▸ WHAT THE TASK ASKS:
Where does the string "Дата" occur in the records? Copy each line that holds it.

EXTRACTED INFORMATION Start Marker

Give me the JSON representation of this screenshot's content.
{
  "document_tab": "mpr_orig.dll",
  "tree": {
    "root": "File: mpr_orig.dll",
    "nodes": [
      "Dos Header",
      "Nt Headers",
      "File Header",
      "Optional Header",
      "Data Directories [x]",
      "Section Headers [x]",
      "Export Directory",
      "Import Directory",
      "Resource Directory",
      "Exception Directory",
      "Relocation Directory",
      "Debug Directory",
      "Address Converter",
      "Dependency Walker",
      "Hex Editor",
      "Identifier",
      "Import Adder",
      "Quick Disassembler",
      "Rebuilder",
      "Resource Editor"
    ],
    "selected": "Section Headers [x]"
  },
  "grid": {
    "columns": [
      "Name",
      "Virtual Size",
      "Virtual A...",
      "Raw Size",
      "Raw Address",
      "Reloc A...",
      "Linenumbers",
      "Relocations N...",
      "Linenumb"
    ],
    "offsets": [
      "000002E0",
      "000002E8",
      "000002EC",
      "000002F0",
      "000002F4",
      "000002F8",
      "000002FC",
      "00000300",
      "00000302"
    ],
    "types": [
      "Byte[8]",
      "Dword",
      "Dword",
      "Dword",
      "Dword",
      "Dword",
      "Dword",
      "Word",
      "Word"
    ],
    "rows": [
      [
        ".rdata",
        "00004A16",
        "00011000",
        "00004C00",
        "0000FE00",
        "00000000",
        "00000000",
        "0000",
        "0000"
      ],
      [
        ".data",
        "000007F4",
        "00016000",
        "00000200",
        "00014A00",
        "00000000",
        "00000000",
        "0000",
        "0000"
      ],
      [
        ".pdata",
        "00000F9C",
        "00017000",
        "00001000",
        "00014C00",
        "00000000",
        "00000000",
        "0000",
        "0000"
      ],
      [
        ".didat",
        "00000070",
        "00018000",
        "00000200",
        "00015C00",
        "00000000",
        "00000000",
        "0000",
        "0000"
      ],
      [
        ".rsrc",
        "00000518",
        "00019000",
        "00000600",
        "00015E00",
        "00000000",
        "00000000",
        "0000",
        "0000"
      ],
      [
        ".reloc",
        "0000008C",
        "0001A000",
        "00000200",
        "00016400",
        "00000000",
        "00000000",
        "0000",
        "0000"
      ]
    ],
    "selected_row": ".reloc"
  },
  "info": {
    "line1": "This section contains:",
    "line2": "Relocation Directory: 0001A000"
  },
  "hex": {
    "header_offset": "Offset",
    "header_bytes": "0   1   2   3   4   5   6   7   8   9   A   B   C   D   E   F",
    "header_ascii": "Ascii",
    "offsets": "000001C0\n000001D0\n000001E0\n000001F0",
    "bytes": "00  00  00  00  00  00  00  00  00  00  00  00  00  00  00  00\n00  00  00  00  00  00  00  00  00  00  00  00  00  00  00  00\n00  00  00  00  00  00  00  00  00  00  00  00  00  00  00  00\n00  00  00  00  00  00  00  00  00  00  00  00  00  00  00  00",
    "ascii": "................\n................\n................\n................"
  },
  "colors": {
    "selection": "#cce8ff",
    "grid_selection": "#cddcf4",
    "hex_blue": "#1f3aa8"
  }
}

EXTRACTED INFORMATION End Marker
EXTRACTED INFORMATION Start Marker

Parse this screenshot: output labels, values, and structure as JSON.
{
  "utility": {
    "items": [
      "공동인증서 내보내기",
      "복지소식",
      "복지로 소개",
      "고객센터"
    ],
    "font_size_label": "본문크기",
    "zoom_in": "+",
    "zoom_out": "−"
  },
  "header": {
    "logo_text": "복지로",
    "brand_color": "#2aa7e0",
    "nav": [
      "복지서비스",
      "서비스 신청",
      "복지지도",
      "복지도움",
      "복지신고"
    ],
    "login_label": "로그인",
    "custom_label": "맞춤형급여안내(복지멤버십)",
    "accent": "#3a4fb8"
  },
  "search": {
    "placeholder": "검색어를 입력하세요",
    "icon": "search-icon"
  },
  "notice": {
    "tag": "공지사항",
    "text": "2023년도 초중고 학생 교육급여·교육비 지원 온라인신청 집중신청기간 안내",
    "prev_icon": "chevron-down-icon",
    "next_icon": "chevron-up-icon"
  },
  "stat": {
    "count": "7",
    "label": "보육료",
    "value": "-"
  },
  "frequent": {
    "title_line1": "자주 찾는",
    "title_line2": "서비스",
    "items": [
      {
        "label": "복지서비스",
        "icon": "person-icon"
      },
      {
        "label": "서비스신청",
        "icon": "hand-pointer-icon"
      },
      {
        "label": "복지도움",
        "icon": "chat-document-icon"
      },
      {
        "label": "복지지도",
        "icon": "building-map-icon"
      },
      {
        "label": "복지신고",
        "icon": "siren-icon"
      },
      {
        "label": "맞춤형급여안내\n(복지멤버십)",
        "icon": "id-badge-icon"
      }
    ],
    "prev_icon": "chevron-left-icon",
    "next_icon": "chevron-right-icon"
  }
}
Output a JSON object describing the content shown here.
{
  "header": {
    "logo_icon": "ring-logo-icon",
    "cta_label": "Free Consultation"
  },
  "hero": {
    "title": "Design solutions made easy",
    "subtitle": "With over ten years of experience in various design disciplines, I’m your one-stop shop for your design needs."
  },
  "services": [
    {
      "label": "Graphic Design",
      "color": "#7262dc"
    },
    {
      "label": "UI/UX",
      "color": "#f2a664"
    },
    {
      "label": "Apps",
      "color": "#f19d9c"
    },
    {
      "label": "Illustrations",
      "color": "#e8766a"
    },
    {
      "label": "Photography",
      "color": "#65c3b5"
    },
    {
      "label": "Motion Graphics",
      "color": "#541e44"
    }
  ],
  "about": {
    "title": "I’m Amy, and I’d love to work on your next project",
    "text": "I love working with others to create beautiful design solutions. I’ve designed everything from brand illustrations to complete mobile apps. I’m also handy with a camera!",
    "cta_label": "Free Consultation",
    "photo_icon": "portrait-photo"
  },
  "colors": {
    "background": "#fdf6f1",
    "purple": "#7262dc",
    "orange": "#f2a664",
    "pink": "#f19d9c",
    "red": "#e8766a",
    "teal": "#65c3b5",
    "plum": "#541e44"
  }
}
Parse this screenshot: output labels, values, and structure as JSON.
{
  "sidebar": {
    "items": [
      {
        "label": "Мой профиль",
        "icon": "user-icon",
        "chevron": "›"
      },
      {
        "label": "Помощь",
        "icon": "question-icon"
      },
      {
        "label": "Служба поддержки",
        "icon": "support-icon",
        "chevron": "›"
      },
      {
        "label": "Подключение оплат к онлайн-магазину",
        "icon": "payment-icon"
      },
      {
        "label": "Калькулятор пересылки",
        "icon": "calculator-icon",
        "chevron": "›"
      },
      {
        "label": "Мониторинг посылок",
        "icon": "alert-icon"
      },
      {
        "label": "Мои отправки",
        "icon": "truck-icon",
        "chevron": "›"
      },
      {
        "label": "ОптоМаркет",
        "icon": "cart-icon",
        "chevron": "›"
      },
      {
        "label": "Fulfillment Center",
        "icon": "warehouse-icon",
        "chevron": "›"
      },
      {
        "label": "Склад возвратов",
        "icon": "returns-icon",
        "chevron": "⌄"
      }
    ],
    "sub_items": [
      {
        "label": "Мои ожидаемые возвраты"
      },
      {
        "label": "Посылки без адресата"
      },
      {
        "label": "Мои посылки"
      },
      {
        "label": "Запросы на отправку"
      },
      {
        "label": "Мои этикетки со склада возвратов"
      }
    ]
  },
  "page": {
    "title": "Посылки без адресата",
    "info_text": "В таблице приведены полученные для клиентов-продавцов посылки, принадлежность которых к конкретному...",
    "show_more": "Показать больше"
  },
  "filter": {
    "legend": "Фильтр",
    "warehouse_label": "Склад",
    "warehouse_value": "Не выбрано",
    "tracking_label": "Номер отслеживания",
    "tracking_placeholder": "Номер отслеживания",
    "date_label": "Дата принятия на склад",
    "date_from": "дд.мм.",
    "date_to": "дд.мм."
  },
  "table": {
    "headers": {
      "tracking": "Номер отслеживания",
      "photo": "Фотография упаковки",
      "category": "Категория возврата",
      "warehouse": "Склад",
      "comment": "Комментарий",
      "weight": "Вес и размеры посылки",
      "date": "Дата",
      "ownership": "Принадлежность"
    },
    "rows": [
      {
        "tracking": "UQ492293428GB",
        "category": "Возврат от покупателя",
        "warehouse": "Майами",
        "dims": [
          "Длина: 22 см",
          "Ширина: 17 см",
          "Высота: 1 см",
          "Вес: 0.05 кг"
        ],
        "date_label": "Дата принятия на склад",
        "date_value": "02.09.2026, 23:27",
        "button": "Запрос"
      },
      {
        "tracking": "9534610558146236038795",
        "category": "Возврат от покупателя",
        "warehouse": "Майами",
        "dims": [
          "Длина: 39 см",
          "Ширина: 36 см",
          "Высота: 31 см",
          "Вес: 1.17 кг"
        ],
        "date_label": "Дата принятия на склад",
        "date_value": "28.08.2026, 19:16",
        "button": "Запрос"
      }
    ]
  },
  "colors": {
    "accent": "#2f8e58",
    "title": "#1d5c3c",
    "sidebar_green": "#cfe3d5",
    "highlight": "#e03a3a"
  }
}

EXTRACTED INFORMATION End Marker

▸ YOUR RESPONSE:
    "date_label": "Дата принятия на склад",
      "date": "Дата",
        "date_label": "Дата принятия на склад",
        "date_label": "Дата принятия на склад",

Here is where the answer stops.